#### EXERCISE:
With the pictures left out, write every entry down exactly.

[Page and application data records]
────────────────────
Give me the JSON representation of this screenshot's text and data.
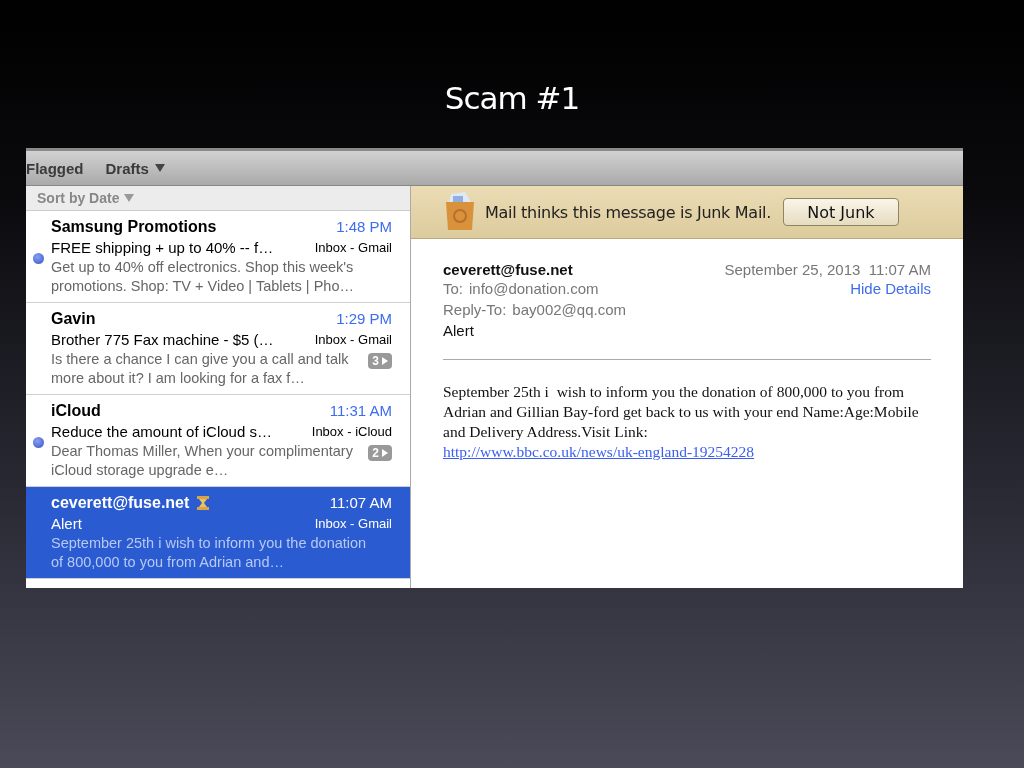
{
  "slide": {
    "title": "Scam #1"
  },
  "toolbar": {
    "items": [
      {
        "label": "Flagged",
        "dropdown": false
      },
      {
        "label": "Drafts",
        "dropdown": true
      }
    ]
  },
  "sort": {
    "label": "Sort by Date"
  },
  "messages": [
    {
      "sender": "Samsung Promotions",
      "time": "1:48 PM",
      "subject": "FREE shipping + up to 40% -- f…",
      "mailbox": "Inbox - Gmail",
      "preview": "Get up to 40% off electronics. Shop this week's promotions. Shop: TV + Video | Tablets | Pho…",
      "unread": true,
      "junk": false,
      "selected": false
    },
    {
      "sender": "Gavin",
      "time": "1:29 PM",
      "subject": "Brother 775 Fax machine - $5 (…",
      "mailbox": "Inbox - Gmail",
      "preview": "Is there a chance I can give you a call and talk more about it? I am looking for a fax f…",
      "thread_count": "3",
      "unread": false,
      "junk": false,
      "selected": false
    },
    {
      "sender": "iCloud",
      "time": "11:31 AM",
      "subject": "Reduce the amount of iCloud s…",
      "mailbox": "Inbox - iCloud",
      "preview": "Dear Thomas Miller, When your complimentary iCloud storage upgrade e…",
      "thread_count": "2",
      "unread": true,
      "junk": false,
      "selected": false
    },
    {
      "sender": "ceverett@fuse.net",
      "time": "11:07 AM",
      "subject": "Alert",
      "mailbox": "Inbox - Gmail",
      "preview": "September 25th i wish to inform you the donation of 800,000 to you from Adrian and…",
      "unread": false,
      "junk": true,
      "selected": true
    }
  ],
  "banner": {
    "text": "Mail thinks this message is Junk Mail.",
    "button": "Not Junk"
  },
  "message": {
    "from": "ceverett@fuse.net",
    "date": "September 25, 2013  11:07 AM",
    "details_link": "Hide Details",
    "to_label": "To:",
    "to": "info@donation.com",
    "reply_to_label": "Reply-To:",
    "reply_to": "bay002@qq.com",
    "subject": "Alert",
    "body": "September 25th i  wish to inform you the donation of 800,000 to you from Adrian and Gillian Bay-ford get back to us with your end Name:Age:Mobile and Delivery Address.Visit Link: ",
    "link": "http://www.bbc.co.uk/news/uk-england-19254228"
  }
}
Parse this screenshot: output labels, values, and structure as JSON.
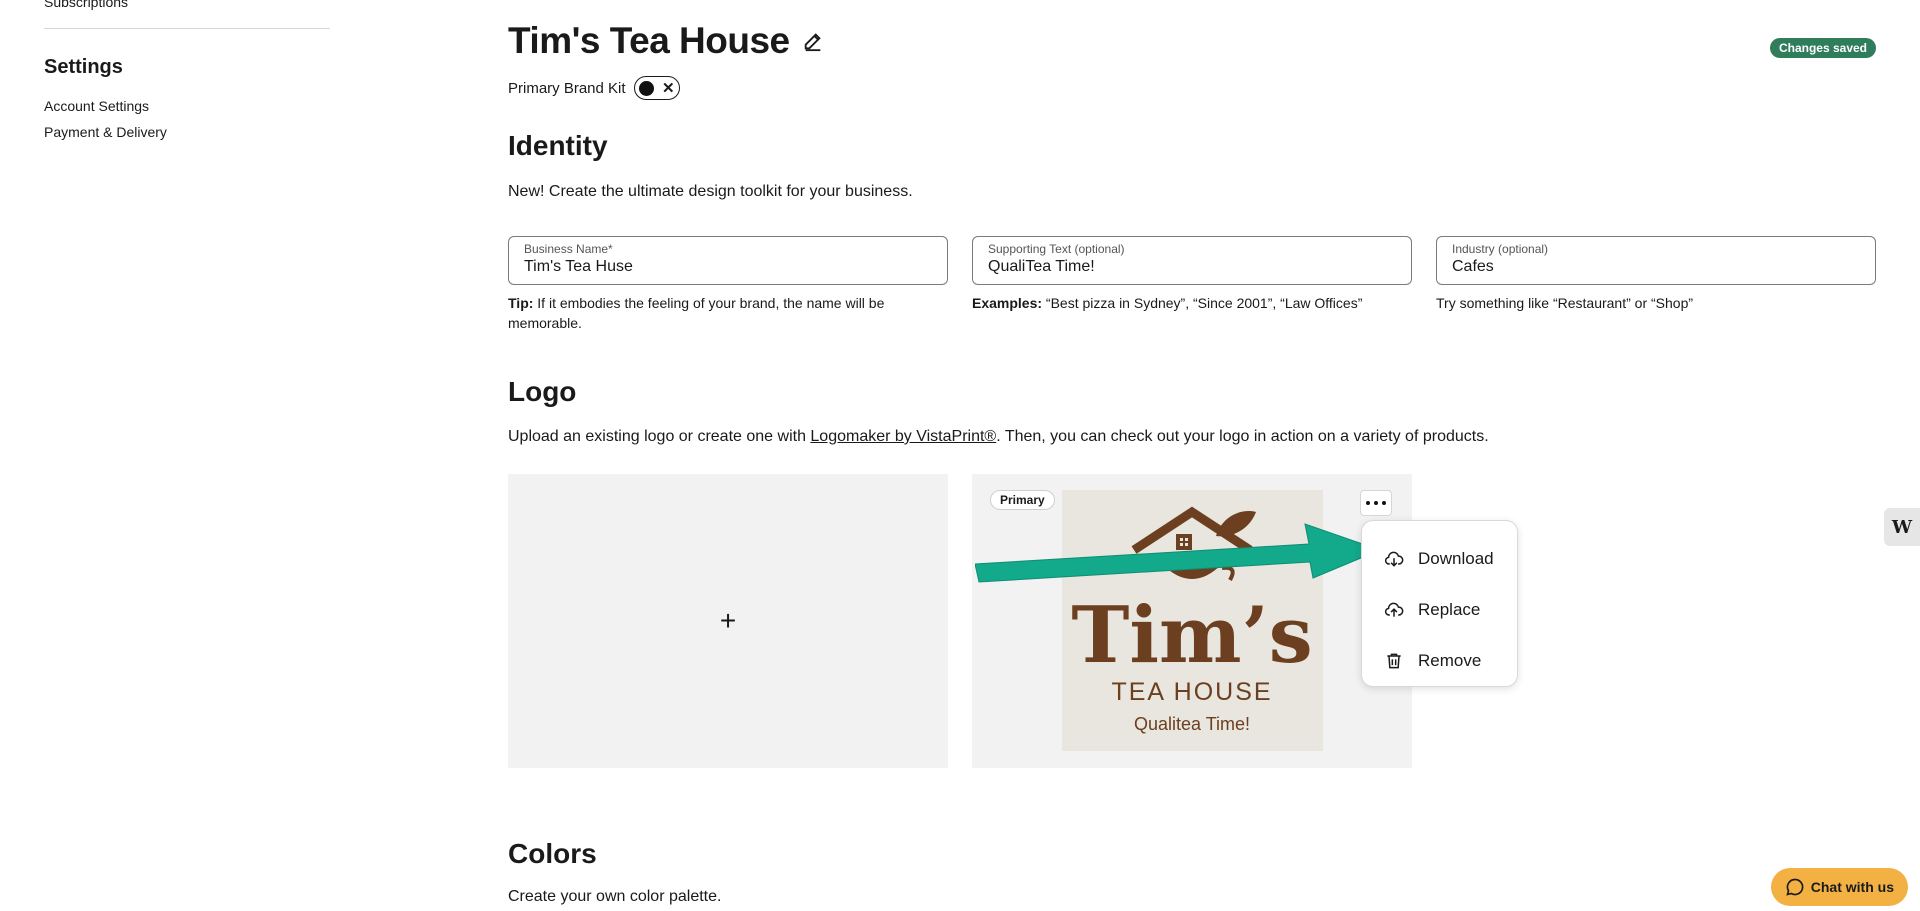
{
  "sidebar": {
    "subscriptions": "Subscriptions",
    "settings_title": "Settings",
    "items": [
      {
        "label": "Account Settings"
      },
      {
        "label": "Payment & Delivery"
      }
    ]
  },
  "header": {
    "title": "Tim's Tea House",
    "saved_badge": "Changes saved",
    "brand_kit_label": "Primary Brand Kit"
  },
  "identity": {
    "heading": "Identity",
    "description": "New! Create the ultimate design toolkit for your business.",
    "fields": [
      {
        "label": "Business Name*",
        "value": "Tim's Tea Huse",
        "help_bold": "Tip:",
        "help_text": " If it embodies the feeling of your brand, the name will be memorable."
      },
      {
        "label": "Supporting Text (optional)",
        "value": "QualiTea Time!",
        "help_bold": "Examples:",
        "help_text": " “Best pizza in Sydney”, “Since 2001”, “Law Offices”"
      },
      {
        "label": "Industry (optional)",
        "value": "Cafes",
        "help_bold": "",
        "help_text": "Try something like “Restaurant” or “Shop”"
      }
    ]
  },
  "logo": {
    "heading": "Logo",
    "description_pre": "Upload an existing logo or create one with ",
    "description_link": "Logomaker by VistaPrint®",
    "description_post": ". Then, you can check out your logo in action on a variety of products.",
    "add_symbol": "+",
    "primary_badge": "Primary",
    "logo_text_main": "Tim’s",
    "logo_text_sub": "TEA HOUSE",
    "logo_text_tag": "Qualitea Time!",
    "menu": [
      {
        "label": "Download",
        "icon": "cloud-download-icon"
      },
      {
        "label": "Replace",
        "icon": "cloud-upload-icon"
      },
      {
        "label": "Remove",
        "icon": "trash-icon"
      }
    ]
  },
  "colors": {
    "heading": "Colors",
    "description": "Create your own color palette."
  },
  "widgets": {
    "side_letter": "W",
    "chat_label": "Chat with us"
  },
  "palette": {
    "accent_green": "#2f7d5a",
    "arrow_teal": "#13a98b",
    "logo_brown": "#6b3f1f",
    "chat_orange": "#f3b144"
  }
}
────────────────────
#### SOLUTION FOR THIS PROBLEM:
Give me the JSON representation of this screenshot's text and data.
{
  "slide": {
    "title": "Scam #1"
  },
  "toolbar": {
    "items": [
      {
        "label": "Flagged",
        "dropdown": false
      },
      {
        "label": "Drafts",
        "dropdown": true
      }
    ]
  },
  "sort": {
    "label": "Sort by Date"
  },
  "messages": [
    {
      "sender": "Samsung Promotions",
      "time": "1:48 PM",
      "subject": "FREE shipping + up to 40% -- f…",
      "mailbox": "Inbox - Gmail",
      "preview": "Get up to 40% off electronics. Shop this week's promotions. Shop: TV + Video | Tablets | Pho…",
      "unread": true,
      "junk": false,
      "selected": false
    },
    {
      "sender": "Gavin",
      "time": "1:29 PM",
      "subject": "Brother 775 Fax machine - $5 (…",
      "mailbox": "Inbox - Gmail",
      "preview": "Is there a chance I can give you a call and talk more about it? I am looking for a fax f…",
      "thread_count": "3",
      "unread": false,
      "junk": false,
      "selected": false
    },
    {
      "sender": "iCloud",
      "time": "11:31 AM",
      "subject": "Reduce the amount of iCloud s…",
      "mailbox": "Inbox - iCloud",
      "preview": "Dear Thomas Miller, When your complimentary iCloud storage upgrade e…",
      "thread_count": "2",
      "unread": true,
      "junk": false,
      "selected": false
    },
    {
      "sender": "ceverett@fuse.net",
      "time": "11:07 AM",
      "subject": "Alert",
      "mailbox": "Inbox - Gmail",
      "preview": "September 25th i wish to inform you the donation of 800,000 to you from Adrian and…",
      "unread": false,
      "junk": true,
      "selected": true
    }
  ],
  "banner": {
    "text": "Mail thinks this message is Junk Mail.",
    "button": "Not Junk"
  },
  "message": {
    "from": "ceverett@fuse.net",
    "date": "September 25, 2013  11:07 AM",
    "details_link": "Hide Details",
    "to_label": "To:",
    "to": "info@donation.com",
    "reply_to_label": "Reply-To:",
    "reply_to": "bay002@qq.com",
    "subject": "Alert",
    "body": "September 25th i  wish to inform you the donation of 800,000 to you from Adrian and Gillian Bay-ford get back to us with your end Name:Age:Mobile and Delivery Address.Visit Link: ",
    "link": "http://www.bbc.co.uk/news/uk-england-19254228"
  }
}
Parse this screenshot: output labels, values, and structure as JSON.
{
  "sidebar": {
    "subscriptions": "Subscriptions",
    "settings_title": "Settings",
    "items": [
      {
        "label": "Account Settings"
      },
      {
        "label": "Payment & Delivery"
      }
    ]
  },
  "header": {
    "title": "Tim's Tea House",
    "saved_badge": "Changes saved",
    "brand_kit_label": "Primary Brand Kit"
  },
  "identity": {
    "heading": "Identity",
    "description": "New! Create the ultimate design toolkit for your business.",
    "fields": [
      {
        "label": "Business Name*",
        "value": "Tim's Tea Huse",
        "help_bold": "Tip:",
        "help_text": " If it embodies the feeling of your brand, the name will be memorable."
      },
      {
        "label": "Supporting Text (optional)",
        "value": "QualiTea Time!",
        "help_bold": "Examples:",
        "help_text": " “Best pizza in Sydney”, “Since 2001”, “Law Offices”"
      },
      {
        "label": "Industry (optional)",
        "value": "Cafes",
        "help_bold": "",
        "help_text": "Try something like “Restaurant” or “Shop”"
      }
    ]
  },
  "logo": {
    "heading": "Logo",
    "description_pre": "Upload an existing logo or create one with ",
    "description_link": "Logomaker by VistaPrint®",
    "description_post": ". Then, you can check out your logo in action on a variety of products.",
    "add_symbol": "+",
    "primary_badge": "Primary",
    "logo_text_main": "Tim’s",
    "logo_text_sub": "TEA HOUSE",
    "logo_text_tag": "Qualitea Time!",
    "menu": [
      {
        "label": "Download",
        "icon": "cloud-download-icon"
      },
      {
        "label": "Replace",
        "icon": "cloud-upload-icon"
      },
      {
        "label": "Remove",
        "icon": "trash-icon"
      }
    ]
  },
  "colors": {
    "heading": "Colors",
    "description": "Create your own color palette."
  },
  "widgets": {
    "side_letter": "W",
    "chat_label": "Chat with us"
  },
  "palette": {
    "accent_green": "#2f7d5a",
    "arrow_teal": "#13a98b",
    "logo_brown": "#6b3f1f",
    "chat_orange": "#f3b144"
  }
}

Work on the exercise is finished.